• THE TASK:
In the entries that follow, find every line containing "icon" and copy it.

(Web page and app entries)
┌──

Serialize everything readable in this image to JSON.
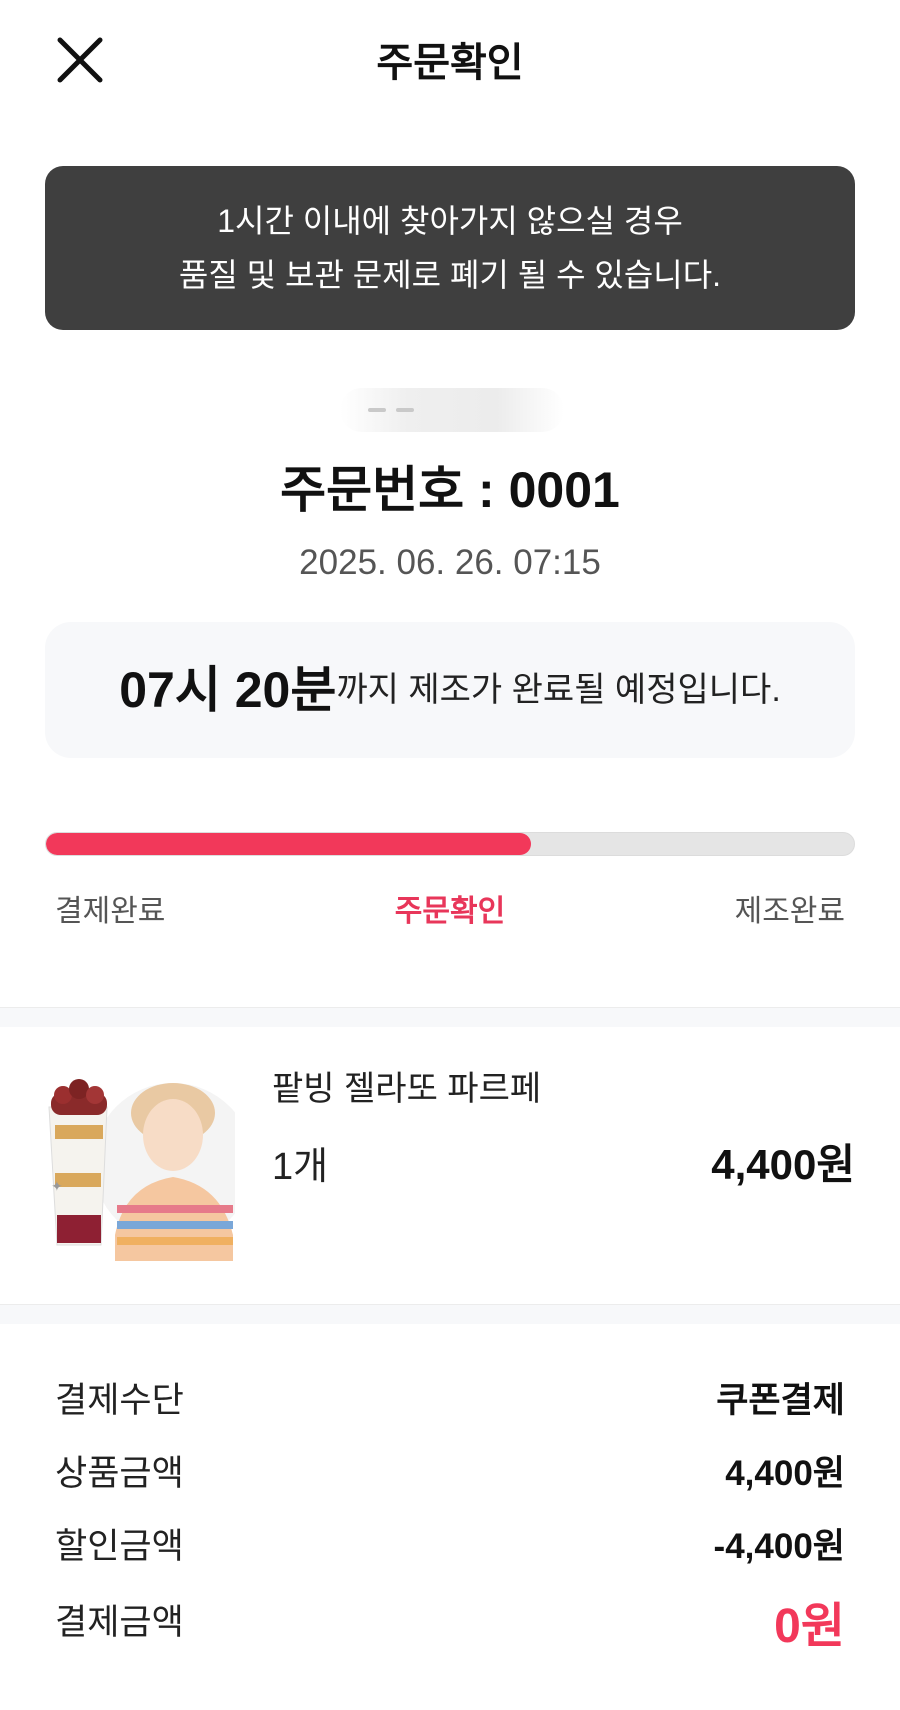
{
  "header": {
    "title": "주문확인",
    "close_icon": "close-icon"
  },
  "notice": {
    "line1": "1시간 이내에 찾아가지 않으실 경우",
    "line2": "품질 및 보관 문제로 폐기 될 수 있습니다."
  },
  "order": {
    "number_label": "주문번호 : 0001",
    "datetime": "2025. 06. 26. 07:15"
  },
  "eta": {
    "time": "07시 20분",
    "message": "까지 제조가 완료될 예정입니다."
  },
  "progress": {
    "fraction": 0.6,
    "steps": [
      "결제완료",
      "주문확인",
      "제조완료"
    ],
    "active_step": 1,
    "fill_color": "#f2385a"
  },
  "product": {
    "name": "팥빙 젤라또 파르페",
    "quantity": "1개",
    "price": "4,400원"
  },
  "summary": {
    "rows": [
      {
        "label": "결제수단",
        "value": "쿠폰결제"
      },
      {
        "label": "상품금액",
        "value": "4,400원"
      },
      {
        "label": "할인금액",
        "value": "-4,400원"
      },
      {
        "label": "결제금액",
        "value": "0원"
      }
    ],
    "total_color": "#f2385a"
  }
}
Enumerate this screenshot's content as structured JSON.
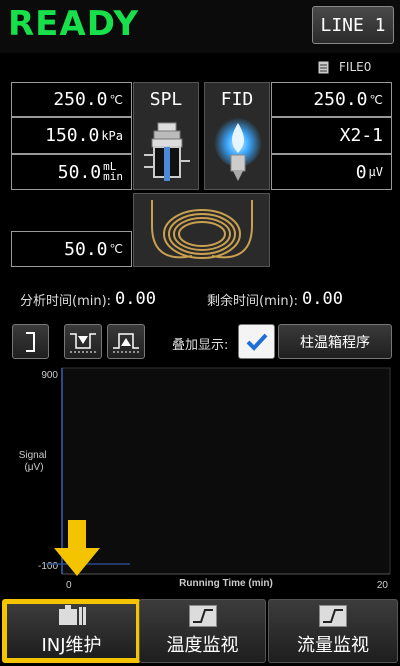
{
  "header": {
    "status": "READY",
    "line_button": "LINE 1"
  },
  "file": {
    "label": "FILE0",
    "icon": "file-icon"
  },
  "spl": {
    "title": "SPL"
  },
  "fid": {
    "title": "FID"
  },
  "params_left": [
    {
      "value": "250.0",
      "unit": "℃"
    },
    {
      "value": "150.0",
      "unit": "kPa"
    },
    {
      "value": "50.0",
      "unit_top": "mL",
      "unit_bottom": "min"
    }
  ],
  "params_right": [
    {
      "value": "250.0",
      "unit": "℃"
    },
    {
      "value": "X2-1",
      "unit": ""
    },
    {
      "value": "0",
      "unit": "μV"
    }
  ],
  "column_temp": {
    "value": "50.0",
    "unit": "℃"
  },
  "analysis_time": {
    "label": "分析时间(min):",
    "value": "0.00"
  },
  "remaining_time": {
    "label": "剩余时间(min):",
    "value": "0.00"
  },
  "overlay": {
    "label": "叠加显示:",
    "checked": true
  },
  "oven_program_button": "柱温箱程序",
  "chart_data": {
    "type": "line",
    "ylabel": "Signal\n(μV)",
    "xlabel": "Running Time (min)",
    "xlim": [
      0,
      20
    ],
    "ylim": [
      -100,
      900
    ],
    "y_ticks": [
      "900",
      "-100"
    ],
    "x_ticks": [
      "0",
      "20"
    ],
    "series": [
      {
        "values": []
      }
    ]
  },
  "nav": [
    {
      "label": "INJ维护",
      "icon": "injector-tools-icon",
      "highlighted": true
    },
    {
      "label": "温度监视",
      "icon": "step-graph-icon",
      "highlighted": false
    },
    {
      "label": "流量监视",
      "icon": "step-graph-icon",
      "highlighted": false
    }
  ],
  "colors": {
    "ready": "#18e04a",
    "highlight": "#f5c400",
    "flame": "#4ab8ff",
    "coil": "#c8a050"
  }
}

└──

• SOLUTION FOR THIS TASK:
    "close_icon": "close-icon"
    "icon": "file-icon"
      "icon": "injector-tools-icon",
      "icon": "step-graph-icon",
      "icon": "step-graph-icon",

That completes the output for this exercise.